The Lewis and Clark expedition carried 1220 pounds of parchmeal, along with 3400 pounds of flour, 560 pounds of biscuit (hardtack), 750 pounds of salt, 3705 pounds of pork, 112 pounds of sugar, 100 pounds of beans and peas, 70 pounds of lard, and 600 pounds of grease (tallow).
The monotony of corn, beans, and hardtack was broken when fresh meat or fruits and berries could be gathered along the way by the hunters in the group. When meat was plentiful and time available they made jerky or pemmican, which is made by pulverizing dried meat and mixing it with tallow. Given the obvious lack of fruits and vegetables in their diets, it was necessary to brew spruce tea whenever possible for the prevention of scurvy.
A major breakthrough in food preservation and storage came with the advent of canning in 1809. This innovation, more than any other, allowed ships to stay over the winter while exploring the Arctic. The story of canning began with a prize offered by the French government under Napoleon to anyone finding a way to preserve food for the army. Some of his military defeats hinged on insufficient food, which forced his army to disperse in order to better forage the countryside. Success, whether for armies or explorers, depends greatly on food.
Hearne, Samuel. A journey from Prince of Wales Fort in Hudson’s Bay to the Northern Ocean. Toronto: The Champlain Society. 1911.
McCoy, Roger M. On the edge: Mapping North America’s coasts. New York: Oxford University Press. 2012.

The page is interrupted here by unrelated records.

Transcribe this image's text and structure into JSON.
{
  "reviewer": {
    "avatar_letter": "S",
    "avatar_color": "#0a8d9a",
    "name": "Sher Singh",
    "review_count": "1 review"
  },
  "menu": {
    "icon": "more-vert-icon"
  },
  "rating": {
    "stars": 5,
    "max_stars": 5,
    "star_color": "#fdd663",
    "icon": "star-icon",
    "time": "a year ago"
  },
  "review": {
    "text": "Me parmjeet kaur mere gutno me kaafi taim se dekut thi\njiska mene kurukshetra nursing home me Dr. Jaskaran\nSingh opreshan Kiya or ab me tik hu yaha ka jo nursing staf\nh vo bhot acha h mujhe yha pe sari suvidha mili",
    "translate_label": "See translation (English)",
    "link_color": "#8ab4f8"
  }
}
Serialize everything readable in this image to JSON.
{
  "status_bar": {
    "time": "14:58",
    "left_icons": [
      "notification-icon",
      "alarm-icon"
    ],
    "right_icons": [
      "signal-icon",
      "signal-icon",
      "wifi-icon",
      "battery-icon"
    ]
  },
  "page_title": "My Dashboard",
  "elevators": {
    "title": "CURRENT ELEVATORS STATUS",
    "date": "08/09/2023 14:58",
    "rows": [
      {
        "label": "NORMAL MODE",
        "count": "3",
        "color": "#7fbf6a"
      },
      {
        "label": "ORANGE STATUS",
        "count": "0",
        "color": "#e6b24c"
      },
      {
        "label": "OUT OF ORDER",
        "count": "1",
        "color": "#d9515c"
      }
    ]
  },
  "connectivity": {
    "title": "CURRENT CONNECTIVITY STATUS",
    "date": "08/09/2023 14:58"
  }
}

McIntosh, Elaine Nelson. The Lewis and Clark expedition: Food, nutrition, and health. Sioux Falls: The Center for Western Studies. 2003.